- Work instructions
Send each entry back exactly as given, pictures excluded.

- Listed records
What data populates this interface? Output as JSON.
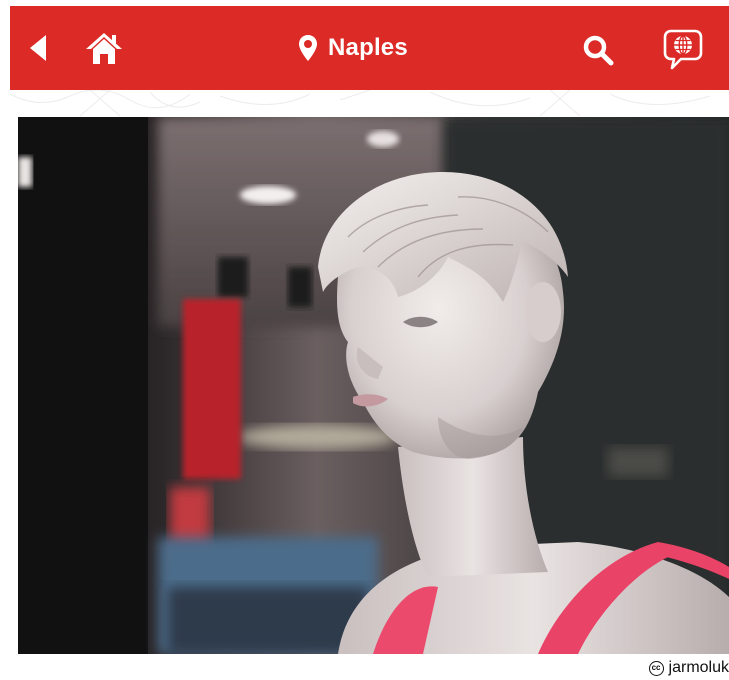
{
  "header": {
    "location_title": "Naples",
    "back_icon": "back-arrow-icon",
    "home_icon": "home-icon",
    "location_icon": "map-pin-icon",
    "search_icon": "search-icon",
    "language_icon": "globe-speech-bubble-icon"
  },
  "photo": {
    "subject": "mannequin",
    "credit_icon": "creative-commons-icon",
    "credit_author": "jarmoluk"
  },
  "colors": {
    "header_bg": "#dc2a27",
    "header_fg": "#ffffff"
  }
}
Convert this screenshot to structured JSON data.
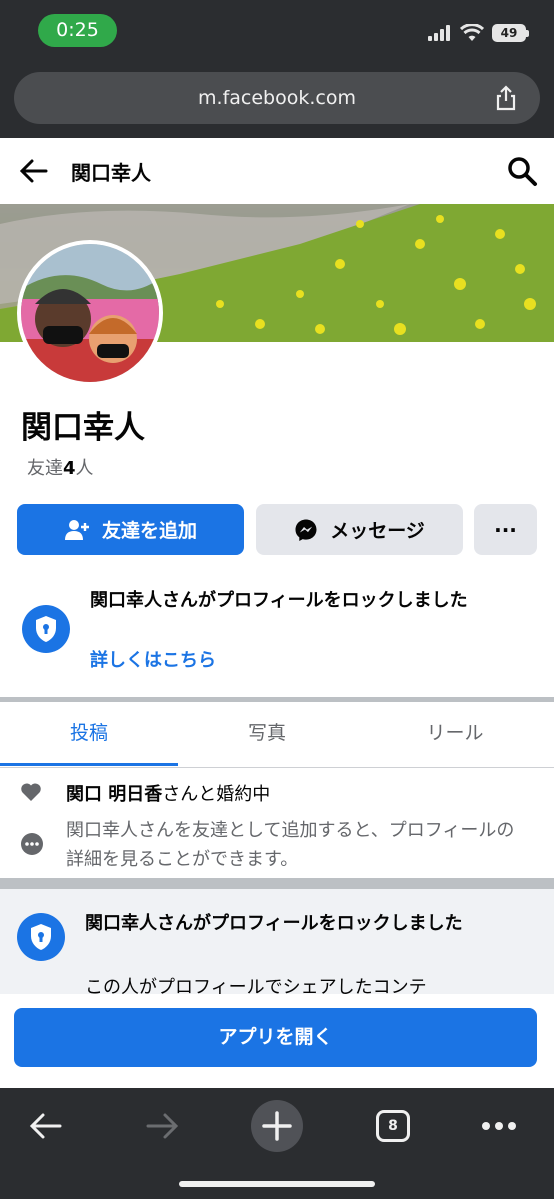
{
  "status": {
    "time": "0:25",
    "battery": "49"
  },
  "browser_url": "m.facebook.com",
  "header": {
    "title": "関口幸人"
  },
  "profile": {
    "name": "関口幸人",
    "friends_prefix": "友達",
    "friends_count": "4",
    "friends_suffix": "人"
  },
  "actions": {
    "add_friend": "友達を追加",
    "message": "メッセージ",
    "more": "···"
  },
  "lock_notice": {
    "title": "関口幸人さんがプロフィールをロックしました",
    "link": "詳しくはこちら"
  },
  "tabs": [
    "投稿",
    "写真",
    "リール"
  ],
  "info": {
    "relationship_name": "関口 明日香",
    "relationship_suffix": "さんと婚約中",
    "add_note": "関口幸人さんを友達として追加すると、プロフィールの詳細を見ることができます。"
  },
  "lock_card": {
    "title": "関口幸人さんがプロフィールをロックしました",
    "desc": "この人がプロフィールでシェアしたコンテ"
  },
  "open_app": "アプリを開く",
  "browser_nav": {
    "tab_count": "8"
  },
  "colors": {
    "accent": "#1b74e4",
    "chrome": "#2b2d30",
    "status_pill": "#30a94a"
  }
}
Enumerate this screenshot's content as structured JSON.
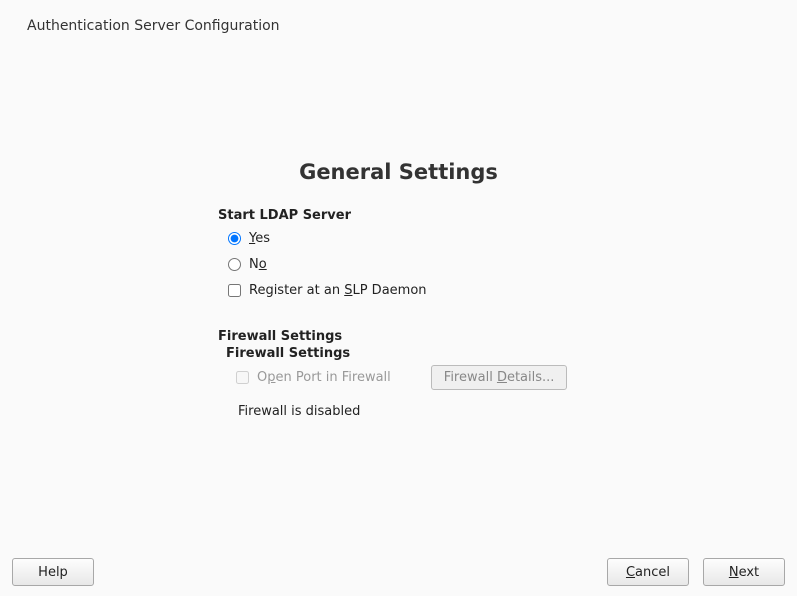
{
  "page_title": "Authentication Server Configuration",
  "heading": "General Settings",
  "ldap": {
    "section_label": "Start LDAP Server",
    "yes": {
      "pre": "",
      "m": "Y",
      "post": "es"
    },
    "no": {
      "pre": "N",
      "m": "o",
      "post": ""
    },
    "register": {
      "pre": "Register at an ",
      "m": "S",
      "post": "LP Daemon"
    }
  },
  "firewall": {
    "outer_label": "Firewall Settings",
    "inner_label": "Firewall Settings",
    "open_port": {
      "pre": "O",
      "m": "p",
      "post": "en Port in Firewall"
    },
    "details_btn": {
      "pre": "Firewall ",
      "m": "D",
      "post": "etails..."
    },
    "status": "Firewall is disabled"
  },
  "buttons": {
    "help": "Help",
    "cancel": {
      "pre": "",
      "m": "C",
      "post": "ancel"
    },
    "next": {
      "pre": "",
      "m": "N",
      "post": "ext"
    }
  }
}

- Task response
What data populates this interface? Output as JSON.
{
  "header": {
    "location_title": "Naples",
    "back_icon": "back-arrow-icon",
    "home_icon": "home-icon",
    "location_icon": "map-pin-icon",
    "search_icon": "search-icon",
    "language_icon": "globe-speech-bubble-icon"
  },
  "photo": {
    "subject": "mannequin",
    "credit_icon": "creative-commons-icon",
    "credit_author": "jarmoluk"
  },
  "colors": {
    "header_bg": "#dc2a27",
    "header_fg": "#ffffff"
  }
}
Convert this screenshot to structured JSON data.
{
  "status": {
    "time": "0:25",
    "battery": "49"
  },
  "browser_url": "m.facebook.com",
  "header": {
    "title": "関口幸人"
  },
  "profile": {
    "name": "関口幸人",
    "friends_prefix": "友達",
    "friends_count": "4",
    "friends_suffix": "人"
  },
  "actions": {
    "add_friend": "友達を追加",
    "message": "メッセージ",
    "more": "···"
  },
  "lock_notice": {
    "title": "関口幸人さんがプロフィールをロックしました",
    "link": "詳しくはこちら"
  },
  "tabs": [
    "投稿",
    "写真",
    "リール"
  ],
  "info": {
    "relationship_name": "関口 明日香",
    "relationship_suffix": "さんと婚約中",
    "add_note": "関口幸人さんを友達として追加すると、プロフィールの詳細を見ることができます。"
  },
  "lock_card": {
    "title": "関口幸人さんがプロフィールをロックしました",
    "desc": "この人がプロフィールでシェアしたコンテ"
  },
  "open_app": "アプリを開く",
  "browser_nav": {
    "tab_count": "8"
  },
  "colors": {
    "accent": "#1b74e4",
    "chrome": "#2b2d30",
    "status_pill": "#30a94a"
  }
}
Enumerate this screenshot's content as structured JSON.
{
  "page_title": "Authentication Server Configuration",
  "heading": "General Settings",
  "ldap": {
    "section_label": "Start LDAP Server",
    "yes": {
      "pre": "",
      "m": "Y",
      "post": "es"
    },
    "no": {
      "pre": "N",
      "m": "o",
      "post": ""
    },
    "register": {
      "pre": "Register at an ",
      "m": "S",
      "post": "LP Daemon"
    }
  },
  "firewall": {
    "outer_label": "Firewall Settings",
    "inner_label": "Firewall Settings",
    "open_port": {
      "pre": "O",
      "m": "p",
      "post": "en Port in Firewall"
    },
    "details_btn": {
      "pre": "Firewall ",
      "m": "D",
      "post": "etails..."
    },
    "status": "Firewall is disabled"
  },
  "buttons": {
    "help": "Help",
    "cancel": {
      "pre": "",
      "m": "C",
      "post": "ancel"
    },
    "next": {
      "pre": "",
      "m": "N",
      "post": "ext"
    }
  }
}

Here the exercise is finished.